Here is another example:

Example 2 [Listen to example]

a. Taj či žanav, varesar areslas ando phanglipe, phandadi sas.
b. But berš bešlas,
c. ta jekh džes angla kodo kana sas te mekhen la avri,
d. voj či žanelas kodo,
e. kamelas te kerel varesar te šaj žal ande špital, žanes, te šaj len la te ingren la ande špital.
f. Numa voj či žanelas ke voj po kaver džes avri žal.
g. Ta las jekh roj, und das stimmt, ekh roj las, roj, Löffel, las ekh roj, aj kamelas te phagel pesko dand.
h. Ta sar zumadas kodo nakhadas e roj, aj mulas.
i. Das war Tragödie.
j. Ale či žanelas, po kaver džes war sie frei.
k. Mhm...gibt's 'n paar Sachen.

Example 2 Translation

a. And I don't know, somehow she ended up in jail, she was locked up.
b. She sat for many years,
c. and one day before she was supposed to be released,
d. she didn't know it,
e. she somehow wanted to do something so that she could go to the hospital, you know, so that they would take her and bring her to the hospital.
f. But she didn't know that she was coming out the next day.
g. And she took a spoon, and it's true, she took a spoon, spoon, spoon, she took a spoon, and she wanted to pull out her tooth.
h. And as she tried to do it, the spoon slipped, and she died.
i. It was a tragedy.
j. But she didn't know, the next day she was free.
k. Mhm...there are certain things.

Let us look at the conversation functions of the switches in this examples:

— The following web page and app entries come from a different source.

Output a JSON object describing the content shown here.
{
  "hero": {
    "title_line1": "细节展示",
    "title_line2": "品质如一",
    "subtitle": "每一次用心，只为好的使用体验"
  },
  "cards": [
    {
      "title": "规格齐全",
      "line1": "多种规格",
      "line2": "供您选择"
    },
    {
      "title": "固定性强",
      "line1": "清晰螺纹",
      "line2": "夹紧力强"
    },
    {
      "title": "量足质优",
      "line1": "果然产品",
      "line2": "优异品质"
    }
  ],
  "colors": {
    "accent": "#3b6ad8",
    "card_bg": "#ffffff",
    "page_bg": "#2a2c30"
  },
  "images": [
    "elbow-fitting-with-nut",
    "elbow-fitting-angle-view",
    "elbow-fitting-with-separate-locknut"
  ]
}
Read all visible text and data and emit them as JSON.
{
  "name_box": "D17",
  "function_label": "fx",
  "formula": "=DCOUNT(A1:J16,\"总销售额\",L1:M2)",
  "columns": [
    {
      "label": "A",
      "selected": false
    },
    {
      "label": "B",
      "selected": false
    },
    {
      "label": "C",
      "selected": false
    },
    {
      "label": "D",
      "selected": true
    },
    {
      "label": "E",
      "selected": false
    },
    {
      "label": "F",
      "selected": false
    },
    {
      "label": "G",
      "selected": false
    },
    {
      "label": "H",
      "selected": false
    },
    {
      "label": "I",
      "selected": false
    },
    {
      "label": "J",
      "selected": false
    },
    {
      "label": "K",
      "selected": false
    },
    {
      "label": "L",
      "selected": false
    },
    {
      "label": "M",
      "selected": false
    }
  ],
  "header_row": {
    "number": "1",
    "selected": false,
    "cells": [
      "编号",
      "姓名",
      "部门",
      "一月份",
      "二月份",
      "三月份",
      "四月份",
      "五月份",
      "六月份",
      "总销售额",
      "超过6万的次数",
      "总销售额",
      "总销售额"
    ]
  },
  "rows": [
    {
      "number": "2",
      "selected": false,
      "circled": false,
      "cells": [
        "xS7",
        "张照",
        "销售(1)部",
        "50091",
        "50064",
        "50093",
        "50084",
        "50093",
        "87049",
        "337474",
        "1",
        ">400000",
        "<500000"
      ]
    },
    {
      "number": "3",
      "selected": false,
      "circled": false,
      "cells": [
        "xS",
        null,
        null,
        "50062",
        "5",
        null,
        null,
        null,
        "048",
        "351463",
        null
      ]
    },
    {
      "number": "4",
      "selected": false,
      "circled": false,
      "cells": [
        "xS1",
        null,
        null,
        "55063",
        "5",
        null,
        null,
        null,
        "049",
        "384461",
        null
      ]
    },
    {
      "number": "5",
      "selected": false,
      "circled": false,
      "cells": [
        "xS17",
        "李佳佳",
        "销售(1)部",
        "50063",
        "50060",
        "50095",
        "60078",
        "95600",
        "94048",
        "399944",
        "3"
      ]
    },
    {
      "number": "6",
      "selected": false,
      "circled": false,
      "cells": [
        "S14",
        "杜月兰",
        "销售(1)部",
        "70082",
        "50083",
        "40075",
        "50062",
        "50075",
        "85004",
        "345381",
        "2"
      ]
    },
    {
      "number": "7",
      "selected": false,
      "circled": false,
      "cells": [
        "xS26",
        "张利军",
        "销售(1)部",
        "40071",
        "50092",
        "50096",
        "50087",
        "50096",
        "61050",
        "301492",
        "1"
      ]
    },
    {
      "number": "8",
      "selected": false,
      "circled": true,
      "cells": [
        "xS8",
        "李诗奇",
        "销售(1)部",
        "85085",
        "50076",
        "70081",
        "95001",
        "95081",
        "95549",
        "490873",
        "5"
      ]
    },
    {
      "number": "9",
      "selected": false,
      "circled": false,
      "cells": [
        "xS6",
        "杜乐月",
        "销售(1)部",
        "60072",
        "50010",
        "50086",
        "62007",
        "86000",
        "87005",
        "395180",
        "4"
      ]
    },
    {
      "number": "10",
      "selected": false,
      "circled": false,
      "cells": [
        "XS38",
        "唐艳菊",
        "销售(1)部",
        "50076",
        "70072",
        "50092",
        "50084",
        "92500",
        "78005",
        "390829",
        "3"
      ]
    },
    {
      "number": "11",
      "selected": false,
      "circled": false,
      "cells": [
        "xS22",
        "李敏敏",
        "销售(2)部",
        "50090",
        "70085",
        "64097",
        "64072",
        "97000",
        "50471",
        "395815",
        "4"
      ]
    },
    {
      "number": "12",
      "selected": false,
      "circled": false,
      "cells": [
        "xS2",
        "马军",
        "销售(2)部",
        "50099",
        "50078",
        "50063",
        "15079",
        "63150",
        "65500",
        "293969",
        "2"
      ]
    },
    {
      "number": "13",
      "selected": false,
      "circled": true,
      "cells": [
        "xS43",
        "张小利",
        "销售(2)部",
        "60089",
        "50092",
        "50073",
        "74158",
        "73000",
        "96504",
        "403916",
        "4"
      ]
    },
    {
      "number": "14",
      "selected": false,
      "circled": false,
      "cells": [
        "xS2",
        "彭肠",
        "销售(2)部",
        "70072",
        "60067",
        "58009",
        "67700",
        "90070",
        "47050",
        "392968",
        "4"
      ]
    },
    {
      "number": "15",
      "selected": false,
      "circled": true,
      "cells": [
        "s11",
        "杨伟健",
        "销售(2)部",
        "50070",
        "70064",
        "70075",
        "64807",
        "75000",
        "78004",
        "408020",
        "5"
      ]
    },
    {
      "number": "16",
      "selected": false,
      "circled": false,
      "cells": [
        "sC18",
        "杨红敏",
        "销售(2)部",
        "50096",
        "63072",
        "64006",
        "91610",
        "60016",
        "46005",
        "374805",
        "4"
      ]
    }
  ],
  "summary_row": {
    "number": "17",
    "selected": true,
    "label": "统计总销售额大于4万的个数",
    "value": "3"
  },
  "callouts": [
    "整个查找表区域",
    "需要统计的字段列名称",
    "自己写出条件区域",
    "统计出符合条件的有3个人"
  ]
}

  • Side comments: The speaker emphasises the truth of what she is narrating, directing her comment at the listener, and departing from the main story line, at the point in which the story reaches its climax, in line g. This is accompanied by a switch into German: 'And this is true'.
  • Paraphrase and reiteration: In line g. the speaker repeats the word 'spoon' several times. This is the key to understanding the tragic fate of the character in the story, and is given prominent exposure through, at first, repetition, then through repetition in the second language, for further emphasis. In line j. the speaker reiterates the nature of the tragedy, the juxtaposition between the desperate action of the woman, and the fact that unknown to her she was about to be released. The contrast is depicted by the contrast of languages, with the key to the tragic aspect of the contrast - 'she would have been free' - presented in German.
  • Summary and evaluation: In line i. the speaker presents a summary of the point made in the story, in German: 'It was a tragedy'. This is set apart from the story itself, and serves as a means to establish a consensus with the listener in respect of a common evaluation and assessment of the events depicted in the story. In line k., the evaluation draws on a German idiomatic expression: 'there are certain things', essentially meaning 'such is life'. Here it is not the content of the story itself (i.e. not the individual events) that is being assessed and commented on, but rather the entire act of narration, and the fact that it represents an aspect of what the speaker knows about life and the events it brings with it.